> [Requirement]: Filter the data for "structured" and copy matching lines.
[Start of Attachment]
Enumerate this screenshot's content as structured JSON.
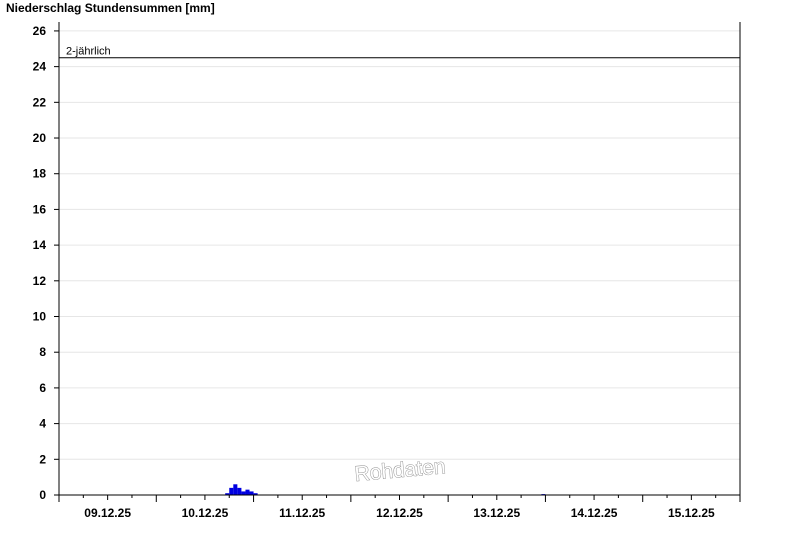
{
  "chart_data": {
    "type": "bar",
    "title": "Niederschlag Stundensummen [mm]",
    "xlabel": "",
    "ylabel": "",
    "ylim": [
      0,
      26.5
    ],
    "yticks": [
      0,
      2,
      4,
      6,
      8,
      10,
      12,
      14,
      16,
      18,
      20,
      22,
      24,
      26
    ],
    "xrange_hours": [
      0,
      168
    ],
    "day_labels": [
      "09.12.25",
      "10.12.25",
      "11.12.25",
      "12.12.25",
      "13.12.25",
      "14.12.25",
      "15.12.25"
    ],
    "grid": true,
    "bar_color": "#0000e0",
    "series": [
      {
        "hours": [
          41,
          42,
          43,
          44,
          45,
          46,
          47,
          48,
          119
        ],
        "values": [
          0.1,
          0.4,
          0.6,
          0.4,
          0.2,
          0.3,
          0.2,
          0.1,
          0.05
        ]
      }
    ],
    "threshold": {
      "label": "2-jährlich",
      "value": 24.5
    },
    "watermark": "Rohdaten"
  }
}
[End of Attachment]
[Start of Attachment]
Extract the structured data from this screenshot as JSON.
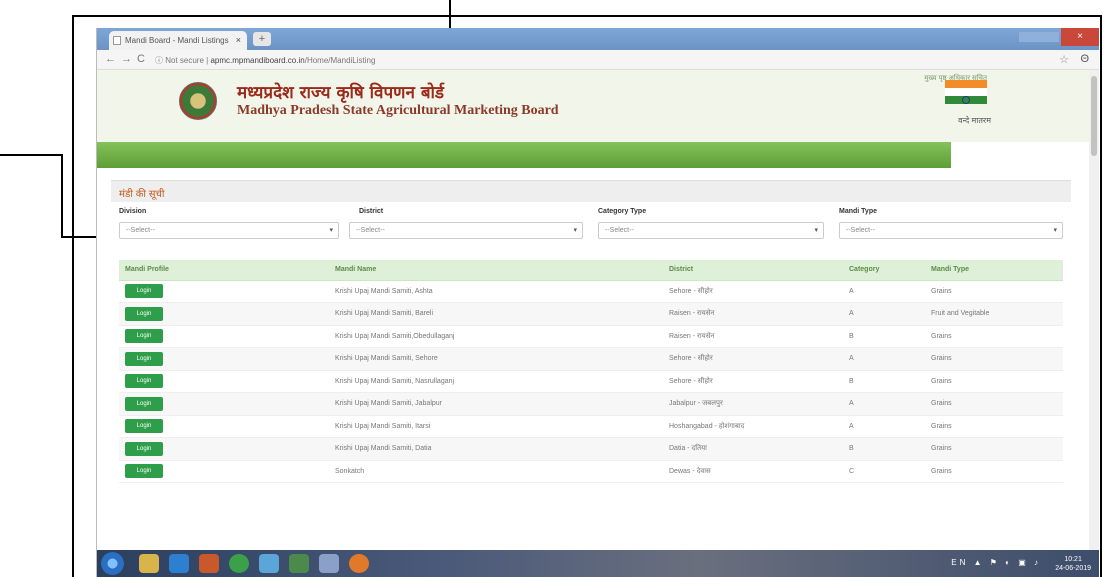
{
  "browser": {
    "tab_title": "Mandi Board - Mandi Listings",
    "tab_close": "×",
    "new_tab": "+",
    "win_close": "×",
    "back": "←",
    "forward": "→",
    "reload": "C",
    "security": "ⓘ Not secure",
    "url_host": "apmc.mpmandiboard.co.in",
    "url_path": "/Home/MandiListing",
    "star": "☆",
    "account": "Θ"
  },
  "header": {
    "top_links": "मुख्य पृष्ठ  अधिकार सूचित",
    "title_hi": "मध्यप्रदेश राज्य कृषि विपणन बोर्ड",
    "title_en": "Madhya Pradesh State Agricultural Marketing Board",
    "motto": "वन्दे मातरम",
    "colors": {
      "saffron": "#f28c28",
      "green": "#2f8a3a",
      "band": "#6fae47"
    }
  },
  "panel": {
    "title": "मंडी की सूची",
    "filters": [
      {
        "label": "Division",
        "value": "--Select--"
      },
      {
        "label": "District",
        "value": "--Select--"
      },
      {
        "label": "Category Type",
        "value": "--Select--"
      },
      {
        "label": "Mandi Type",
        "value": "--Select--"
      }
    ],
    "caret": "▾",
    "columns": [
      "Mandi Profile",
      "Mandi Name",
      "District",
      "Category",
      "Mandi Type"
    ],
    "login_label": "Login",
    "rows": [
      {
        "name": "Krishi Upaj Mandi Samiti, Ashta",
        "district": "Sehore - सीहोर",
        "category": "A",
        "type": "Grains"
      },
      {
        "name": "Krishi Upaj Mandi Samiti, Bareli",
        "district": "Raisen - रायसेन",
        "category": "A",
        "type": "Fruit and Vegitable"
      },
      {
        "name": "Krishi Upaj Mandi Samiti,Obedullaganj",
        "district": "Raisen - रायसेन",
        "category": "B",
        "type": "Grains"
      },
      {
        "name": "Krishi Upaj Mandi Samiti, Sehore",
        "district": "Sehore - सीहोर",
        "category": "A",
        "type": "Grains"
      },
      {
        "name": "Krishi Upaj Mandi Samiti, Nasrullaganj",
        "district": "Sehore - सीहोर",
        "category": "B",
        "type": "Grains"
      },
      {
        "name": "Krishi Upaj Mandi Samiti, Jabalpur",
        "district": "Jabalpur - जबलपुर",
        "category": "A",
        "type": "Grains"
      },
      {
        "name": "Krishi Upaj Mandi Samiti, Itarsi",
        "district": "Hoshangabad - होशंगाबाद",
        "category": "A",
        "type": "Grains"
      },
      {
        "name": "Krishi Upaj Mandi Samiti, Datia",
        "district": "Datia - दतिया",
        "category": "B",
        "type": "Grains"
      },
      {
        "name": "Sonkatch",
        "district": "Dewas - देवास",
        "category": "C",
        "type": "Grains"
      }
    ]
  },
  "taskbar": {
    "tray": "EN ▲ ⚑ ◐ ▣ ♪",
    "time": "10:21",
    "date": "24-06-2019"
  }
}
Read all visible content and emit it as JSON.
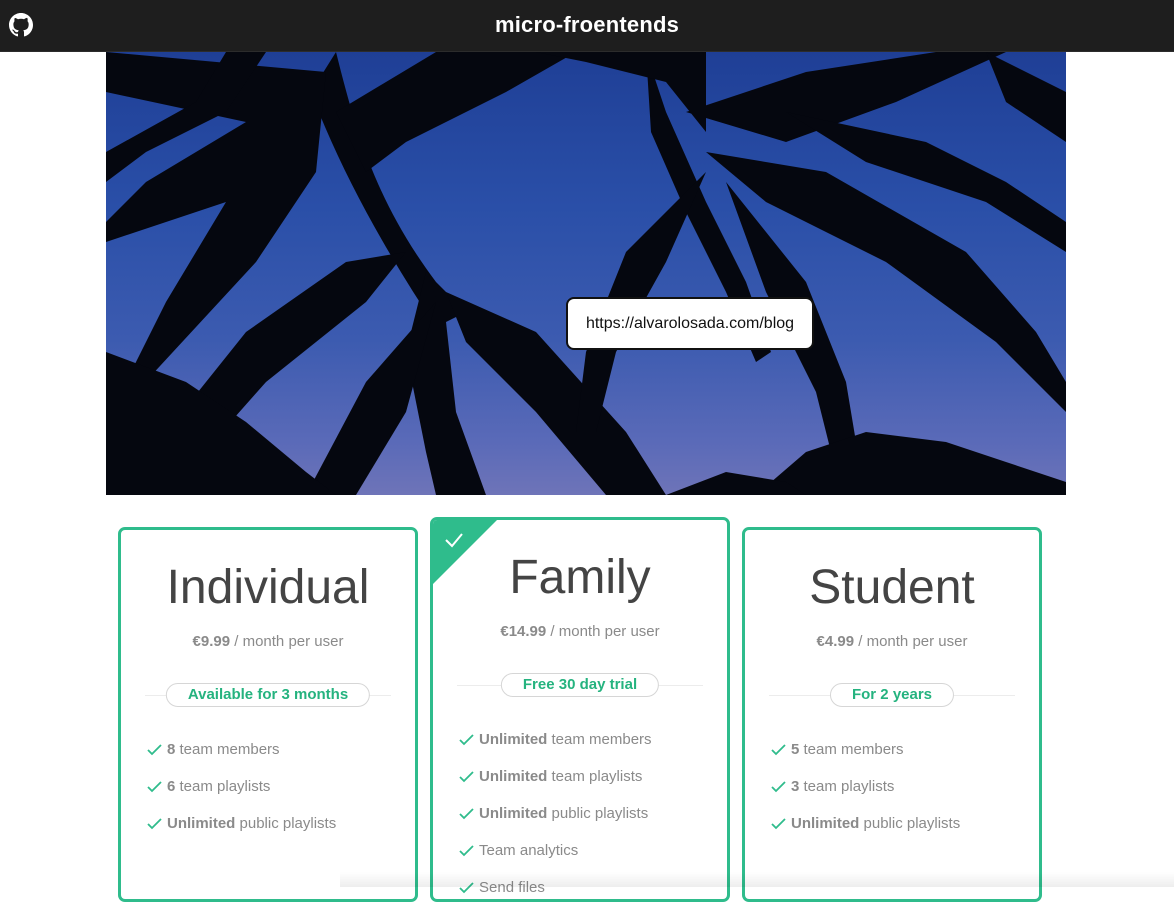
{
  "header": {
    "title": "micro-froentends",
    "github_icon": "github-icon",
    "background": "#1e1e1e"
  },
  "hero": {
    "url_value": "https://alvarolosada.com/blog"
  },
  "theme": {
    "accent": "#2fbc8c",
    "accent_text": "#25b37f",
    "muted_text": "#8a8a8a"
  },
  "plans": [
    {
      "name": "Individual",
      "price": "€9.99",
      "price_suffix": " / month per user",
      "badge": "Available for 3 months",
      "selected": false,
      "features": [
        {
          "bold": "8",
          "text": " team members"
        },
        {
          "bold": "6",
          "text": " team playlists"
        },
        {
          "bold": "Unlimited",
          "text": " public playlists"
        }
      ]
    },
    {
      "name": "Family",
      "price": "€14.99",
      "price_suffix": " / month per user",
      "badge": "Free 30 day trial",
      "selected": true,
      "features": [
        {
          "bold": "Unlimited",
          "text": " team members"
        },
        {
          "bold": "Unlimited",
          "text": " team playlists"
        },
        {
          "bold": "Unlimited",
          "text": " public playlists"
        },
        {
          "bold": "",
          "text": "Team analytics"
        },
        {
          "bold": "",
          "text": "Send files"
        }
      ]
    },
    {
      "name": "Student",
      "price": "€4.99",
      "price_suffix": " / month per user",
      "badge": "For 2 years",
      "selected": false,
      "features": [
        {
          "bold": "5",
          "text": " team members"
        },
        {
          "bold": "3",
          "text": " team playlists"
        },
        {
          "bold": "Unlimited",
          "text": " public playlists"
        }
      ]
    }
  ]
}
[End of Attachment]
> [Response below]:
Enumerate this screenshot's content as structured JSON.
Extract the structured data from this screenshot as JSON.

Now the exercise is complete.